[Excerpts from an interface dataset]
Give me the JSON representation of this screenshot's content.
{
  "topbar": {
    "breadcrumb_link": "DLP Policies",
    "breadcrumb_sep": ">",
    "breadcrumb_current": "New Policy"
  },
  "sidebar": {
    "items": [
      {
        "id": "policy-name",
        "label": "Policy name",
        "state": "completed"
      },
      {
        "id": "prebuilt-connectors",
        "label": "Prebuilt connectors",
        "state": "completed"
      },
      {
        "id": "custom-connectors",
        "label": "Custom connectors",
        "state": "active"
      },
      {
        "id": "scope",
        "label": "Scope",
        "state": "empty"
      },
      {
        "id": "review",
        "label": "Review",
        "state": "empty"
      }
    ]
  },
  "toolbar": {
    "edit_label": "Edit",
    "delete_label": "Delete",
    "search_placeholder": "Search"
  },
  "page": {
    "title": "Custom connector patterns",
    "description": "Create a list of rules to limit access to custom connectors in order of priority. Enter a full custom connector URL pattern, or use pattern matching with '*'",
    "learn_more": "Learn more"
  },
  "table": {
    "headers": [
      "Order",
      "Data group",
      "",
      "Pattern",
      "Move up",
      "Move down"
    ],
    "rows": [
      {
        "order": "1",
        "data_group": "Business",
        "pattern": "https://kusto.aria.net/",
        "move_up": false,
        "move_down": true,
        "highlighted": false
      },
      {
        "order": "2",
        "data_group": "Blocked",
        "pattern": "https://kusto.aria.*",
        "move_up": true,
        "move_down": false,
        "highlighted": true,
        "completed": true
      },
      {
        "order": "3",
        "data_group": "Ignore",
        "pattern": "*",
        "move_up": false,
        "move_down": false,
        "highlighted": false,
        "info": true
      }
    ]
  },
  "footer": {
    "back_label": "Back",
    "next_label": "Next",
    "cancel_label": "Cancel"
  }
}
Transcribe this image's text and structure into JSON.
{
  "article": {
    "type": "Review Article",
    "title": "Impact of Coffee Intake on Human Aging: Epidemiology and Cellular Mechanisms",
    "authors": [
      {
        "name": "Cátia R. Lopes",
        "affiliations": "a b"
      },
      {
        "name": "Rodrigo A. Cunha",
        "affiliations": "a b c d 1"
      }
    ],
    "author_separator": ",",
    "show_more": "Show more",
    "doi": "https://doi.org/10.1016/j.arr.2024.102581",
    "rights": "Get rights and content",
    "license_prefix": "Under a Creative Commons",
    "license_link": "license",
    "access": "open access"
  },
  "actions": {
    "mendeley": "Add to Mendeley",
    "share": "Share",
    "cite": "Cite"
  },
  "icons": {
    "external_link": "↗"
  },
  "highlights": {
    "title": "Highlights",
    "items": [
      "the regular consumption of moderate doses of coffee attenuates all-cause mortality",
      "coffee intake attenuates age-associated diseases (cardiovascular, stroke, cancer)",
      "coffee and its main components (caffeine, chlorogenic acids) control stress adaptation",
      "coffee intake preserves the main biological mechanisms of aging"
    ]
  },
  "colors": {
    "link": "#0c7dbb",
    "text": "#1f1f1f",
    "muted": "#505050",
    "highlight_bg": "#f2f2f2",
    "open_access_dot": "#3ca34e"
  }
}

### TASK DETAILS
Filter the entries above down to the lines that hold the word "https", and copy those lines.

### ANSWER FOR THIS EXERCISE
        "pattern": "https://kusto.aria.net/",
        "pattern": "https://kusto.aria.*",
    "doi": "https://doi.org/10.1016/j.arr.2024.102581",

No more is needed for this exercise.